Instructions to follow
The job is to find each line of the records below that includes the word "arrow" and copy it.
○ ○ ○
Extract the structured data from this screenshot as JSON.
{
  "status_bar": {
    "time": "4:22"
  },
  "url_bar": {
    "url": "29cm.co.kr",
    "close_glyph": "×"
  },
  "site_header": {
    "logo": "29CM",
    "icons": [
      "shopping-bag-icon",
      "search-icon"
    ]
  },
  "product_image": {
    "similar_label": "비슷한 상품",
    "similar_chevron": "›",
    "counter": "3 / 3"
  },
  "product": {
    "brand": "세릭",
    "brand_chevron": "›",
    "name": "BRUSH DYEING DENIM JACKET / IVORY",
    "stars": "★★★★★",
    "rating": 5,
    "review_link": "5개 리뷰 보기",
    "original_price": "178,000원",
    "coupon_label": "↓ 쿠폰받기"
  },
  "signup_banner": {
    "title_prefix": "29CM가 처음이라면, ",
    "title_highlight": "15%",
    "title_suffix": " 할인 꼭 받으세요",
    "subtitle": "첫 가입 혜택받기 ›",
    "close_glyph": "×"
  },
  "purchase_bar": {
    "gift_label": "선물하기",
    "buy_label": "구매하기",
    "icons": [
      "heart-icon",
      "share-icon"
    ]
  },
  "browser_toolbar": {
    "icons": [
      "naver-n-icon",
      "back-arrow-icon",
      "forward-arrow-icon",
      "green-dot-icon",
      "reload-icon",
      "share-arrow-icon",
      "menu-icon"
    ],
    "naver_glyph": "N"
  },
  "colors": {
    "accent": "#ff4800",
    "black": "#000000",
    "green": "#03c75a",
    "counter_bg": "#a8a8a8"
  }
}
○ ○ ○
Task answer
      "back-arrow-icon",
      "forward-arrow-icon",
      "share-arrow-icon",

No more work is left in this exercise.